York's immigrants, attorneys eye Trump's promised crackdown

Logan Hullinger
York Dispatch
FILE - In this Jan. 10, 2018, file photo U.S. Immigration and Customs Enforcement agents gather before serving a employment audit notice at a 7-Eleven convenience store in Los Angeles. Immigration officials have sharply increased audits of companies to verify that their employees are authorized to work in the country, signaling the Trump administration's crackdown on illegal immigration is reaching deeper into the workplace to create a "culture of compliance" among employers who rely on immigrant labor. (AP Photo/Chris Carlson, File)

Martha, an undocumented Colombian immigrant living in York City, said she's more afraid than ever to be in public after President Donald Trump on Monday revealed a massive crackdown on immigrants like herself beginning next week.

"There is more pressure, more fear," said Martha, who requested that her last name be withheld because of her immigration status. "I feel like I'm trapped. We are limited; we are going be in the street as little as we can."

Mark Morgan, acting director of Immigration and Customs Enforcement, on Wednesday elaborated the agency will target immigrants with removal orders — including families. Days earlier, Trump tweeted ICE would begin going after "millions" of undocumented immigrants.

More:Decades after Golden Venture, York County is an immigration detention hub

More:Trump threatens to deport millions beginning next week

ICE officials have said, however, that the agency lacks the resources to remove all of the nation's estimated 11 million undocumented immigrants in a single move, The Hill reported on Tuesday.

Yet the agency is still dedicated to carrying out the president's immigration policies by rounding up immigrants, officials said.

Daniel Pell, a Springettsbury Township-based immigration attorney, also doubted the administration has the resources to pull off an operation on the scale first described by Trump. But that won't quell the fear among local immigrants.

"I suspect I'll have a lot of calls which will be centered around 'How can you help me? I'm afraid to go out of my house,"" Pell said. "It will definitely cause fear."

Since the administration is targeting immigrants that have already been ordered to be deported, Pell said, the only thing he could do is ask the immigration court for the board of appeals to reopen the cases. 

But reopening cases is a difficult task and is different on a case-by-case basis, he said.

Rosina Stambaugh, another Springettsbury Township-based immigration attorney, was unable to comment because of an already massive caseload, a representative at the office said.

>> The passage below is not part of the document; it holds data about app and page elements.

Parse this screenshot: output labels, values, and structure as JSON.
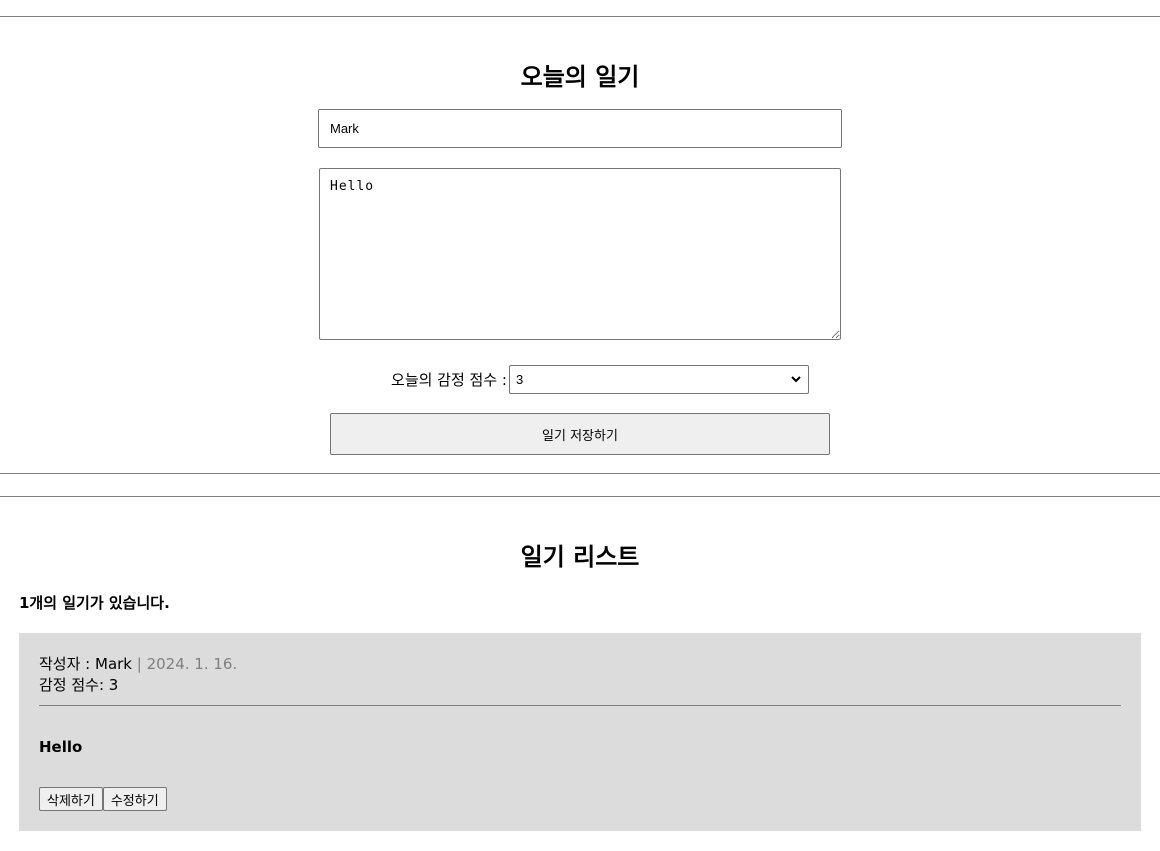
{
  "editor": {
    "title": "오늘의 일기",
    "author_value": "Mark",
    "content_value": "Hello",
    "emotion_label": "오늘의 감정 점수 :",
    "emotion_selected": "3",
    "save_label": "일기 저장하기"
  },
  "list": {
    "title": "일기 리스트",
    "count_text": "1개의 일기가 있습니다.",
    "items": [
      {
        "author_prefix": "작성자 : ",
        "author": "Mark",
        "separator": " | ",
        "date": "2024. 1. 16.",
        "emotion_prefix": "감정 점수: ",
        "emotion": "3",
        "content": "Hello",
        "delete_label": "삭제하기",
        "edit_label": "수정하기"
      }
    ]
  }
}
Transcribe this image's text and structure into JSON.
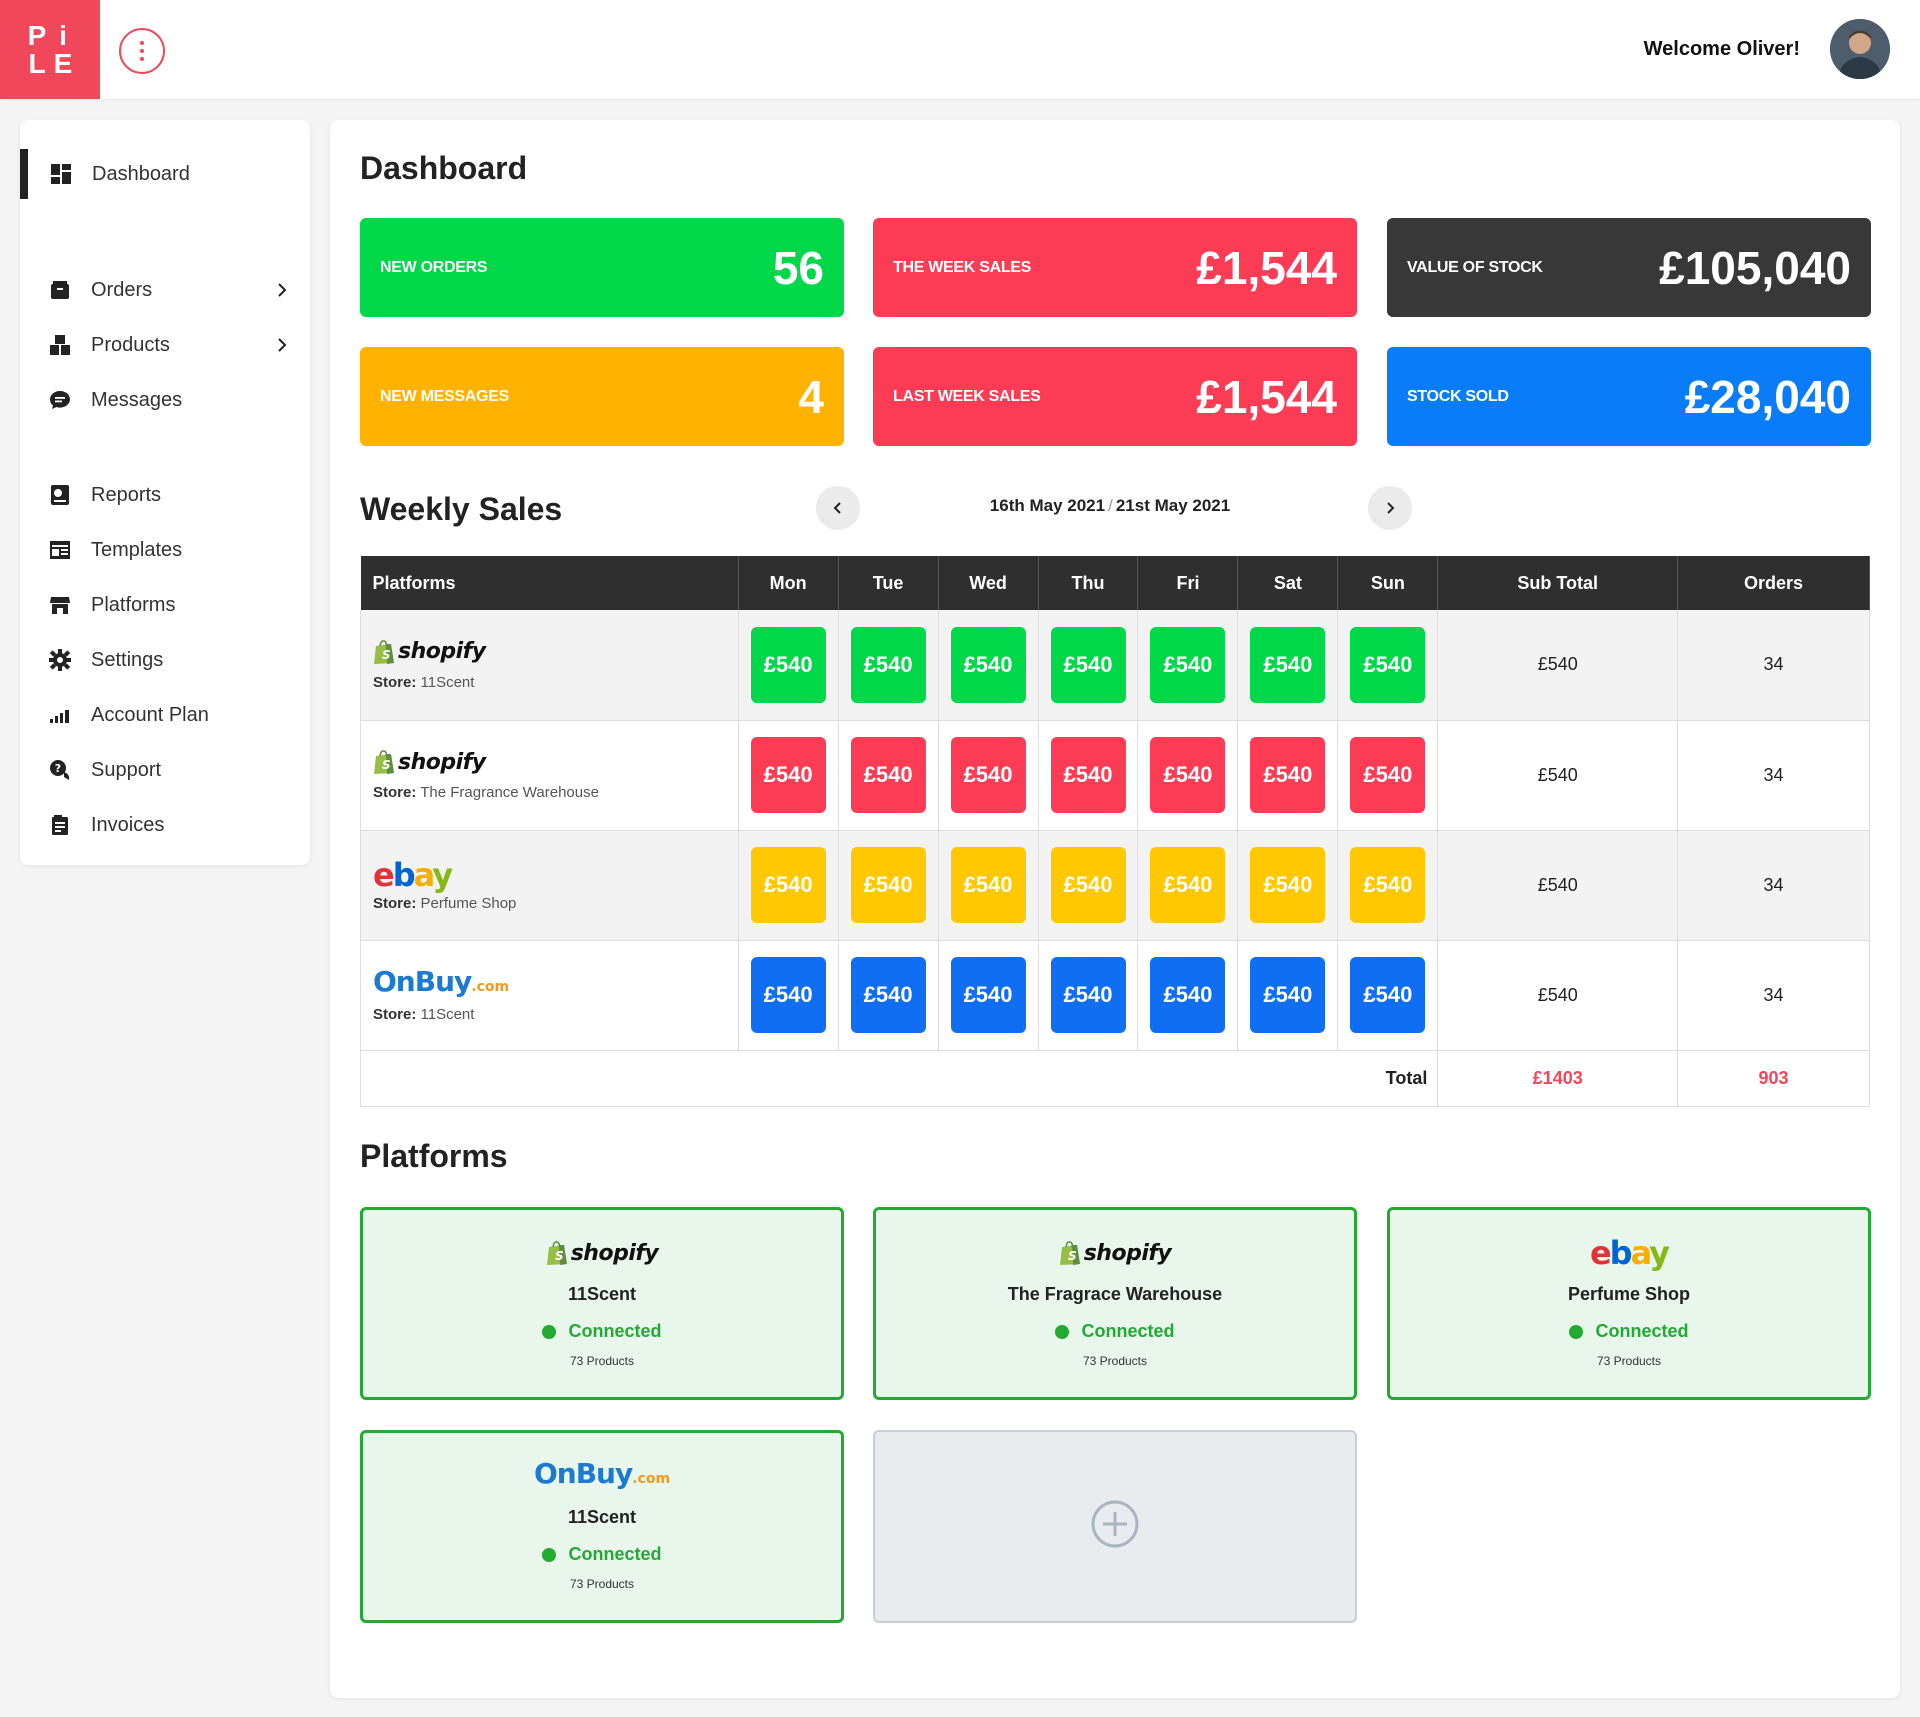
{
  "header": {
    "logo_letters": [
      "P",
      "i",
      "L",
      "E"
    ],
    "welcome": "Welcome Oliver!"
  },
  "sidebar": {
    "items": [
      {
        "label": "Dashboard",
        "icon": "dashboard-icon"
      },
      {
        "label": "Orders",
        "icon": "box-icon",
        "chevron": true
      },
      {
        "label": "Products",
        "icon": "boxes-icon",
        "chevron": true
      },
      {
        "label": "Messages",
        "icon": "chat-icon"
      },
      {
        "label": "Reports",
        "icon": "report-icon"
      },
      {
        "label": "Templates",
        "icon": "template-icon"
      },
      {
        "label": "Platforms",
        "icon": "store-icon"
      },
      {
        "label": "Settings",
        "icon": "gear-icon"
      },
      {
        "label": "Account Plan",
        "icon": "signal-icon"
      },
      {
        "label": "Support",
        "icon": "support-icon"
      },
      {
        "label": "Invoices",
        "icon": "invoice-icon"
      }
    ]
  },
  "dashboard": {
    "title": "Dashboard",
    "stats": [
      {
        "label": "NEW ORDERS",
        "value": "56",
        "color": "#00d84a"
      },
      {
        "label": "THE WEEK SALES",
        "value": "£1,544",
        "color": "#fc3c55"
      },
      {
        "label": "VALUE OF STOCK",
        "value": "£105,040",
        "color": "#383838"
      },
      {
        "label": "NEW MESSAGES",
        "value": "4",
        "color": "#ffb300"
      },
      {
        "label": "LAST WEEK SALES",
        "value": "£1,544",
        "color": "#fc3c55"
      },
      {
        "label": "STOCK SOLD",
        "value": "£28,040",
        "color": "#0a7cf8"
      }
    ]
  },
  "weekly": {
    "title": "Weekly Sales",
    "date_start": "16th May 2021",
    "date_sep": "/",
    "date_end": "21st May 2021",
    "columns": [
      "Platforms",
      "Mon",
      "Tue",
      "Wed",
      "Thu",
      "Fri",
      "Sat",
      "Sun",
      "Sub Total",
      "Orders"
    ],
    "rows": [
      {
        "platform": "shopify",
        "store_label": "Store:",
        "store": "11Scent",
        "days": [
          "£540",
          "£540",
          "£540",
          "£540",
          "£540",
          "£540",
          "£540"
        ],
        "chip_color": "#00d84a",
        "subtotal": "£540",
        "orders": "34"
      },
      {
        "platform": "shopify",
        "store_label": "Store:",
        "store": "The Fragrance Warehouse",
        "days": [
          "£540",
          "£540",
          "£540",
          "£540",
          "£540",
          "£540",
          "£540"
        ],
        "chip_color": "#fc3c55",
        "subtotal": "£540",
        "orders": "34"
      },
      {
        "platform": "ebay",
        "store_label": "Store:",
        "store": "Perfume Shop",
        "days": [
          "£540",
          "£540",
          "£540",
          "£540",
          "£540",
          "£540",
          "£540"
        ],
        "chip_color": "#ffc800",
        "subtotal": "£540",
        "orders": "34"
      },
      {
        "platform": "onbuy",
        "store_label": "Store:",
        "store": "11Scent",
        "days": [
          "£540",
          "£540",
          "£540",
          "£540",
          "£540",
          "£540",
          "£540"
        ],
        "chip_color": "#0f6ef2",
        "subtotal": "£540",
        "orders": "34"
      }
    ],
    "total_label": "Total",
    "total_subtotal": "£1403",
    "total_orders": "903"
  },
  "platforms": {
    "title": "Platforms",
    "cards": [
      {
        "platform": "shopify",
        "name": "11Scent",
        "status": "Connected",
        "count": "73 Products"
      },
      {
        "platform": "shopify",
        "name": "The Fragrace Warehouse",
        "status": "Connected",
        "count": "73 Products"
      },
      {
        "platform": "ebay",
        "name": "Perfume Shop",
        "status": "Connected",
        "count": "73 Products"
      },
      {
        "platform": "onbuy",
        "name": "11Scent",
        "status": "Connected",
        "count": "73 Products"
      }
    ]
  },
  "brands": {
    "shopify": "shopify",
    "ebay": [
      "e",
      "b",
      "a",
      "y"
    ],
    "ebay_colors": [
      "#e53238",
      "#0064d2",
      "#f5af02",
      "#86b817"
    ],
    "onbuy": "OnBuy",
    "onbuy_com": ".com"
  }
}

As York is considered a "welcoming city," York City Police do not actively enforce immigration laws, nor do they hold suspected undocumented immigrants to later be detained by ICE, said Mayor Michael Helfrich.

If there were widespread ICE raids within city limits, officers would only go to the scene to ensure the safety of residents and those involved in what could potentially be a violent confrontation between immigrants and ICE agents.

"Our police have enough work to do, and it's important that we build trust in the community," Helfrich said. "I feel that we have found our proper role in providing the safest city possible with the limited number of resources we have."

ICE has not reached out to city officials ahead of next week's potential crackdown, Helfrich said. But still, he said his biggest fear is that such rhetoric can hinder the trust immigrants have in the local police.

Organizers from CASA, a regional immigrant-advocacy nonprofit with an office in York City, have said the "welcoming city" designation isn't enough. And with Trump's most recent threats, they said, it's more clear than ever it needs to become a "sanctuary city."

But York can't become a sanctuary city — a phrase that's more rhetorical than legal  —  because a key aspect of the designation is a refusal to detain immigrants after their release date, Helfrich asserted. Since York City doesn't manage a prison, it can't obtain that classification, he said.

While the city is doing what it can do shelter the immigrant population, at least one of the members of Congress representing the county is backing the Trump administration's efforts.

"I support the Trump Administration enforcing the laws that Congress has passed," said U.S. Rep. Lloyd Smucker, R-Lancaster, adding further border reform is needed to "ensure our nation does not continue to face mass illegal immigration."

Trump's immigration aspirations also have been questioned because of the lack of resources to house immigrants. Thousands of immigrants are already in camps along the southern border, where six children have died since September.

The York County Prison, home to one of more than 200 authorized ICE detainment centers in the U.S., is among the top three largest on the East Coast, with an 800-detainee capacity.

And as of Wednesday, there are 787 beds occupied as the county continues to write up a new contract with ICE, said county spokesman Mark Walters.

When asked whether the facility could handle an influx of detainees, Walters declined to comment because the county "won't discuss hypotheticals" and directed inquiries to ICE.

The agency didn't respond for comment by deadline.

— Logan Hullinger can be reached at lhullinger@yorkdispatch.com or via Twitter at @LoganHullYD.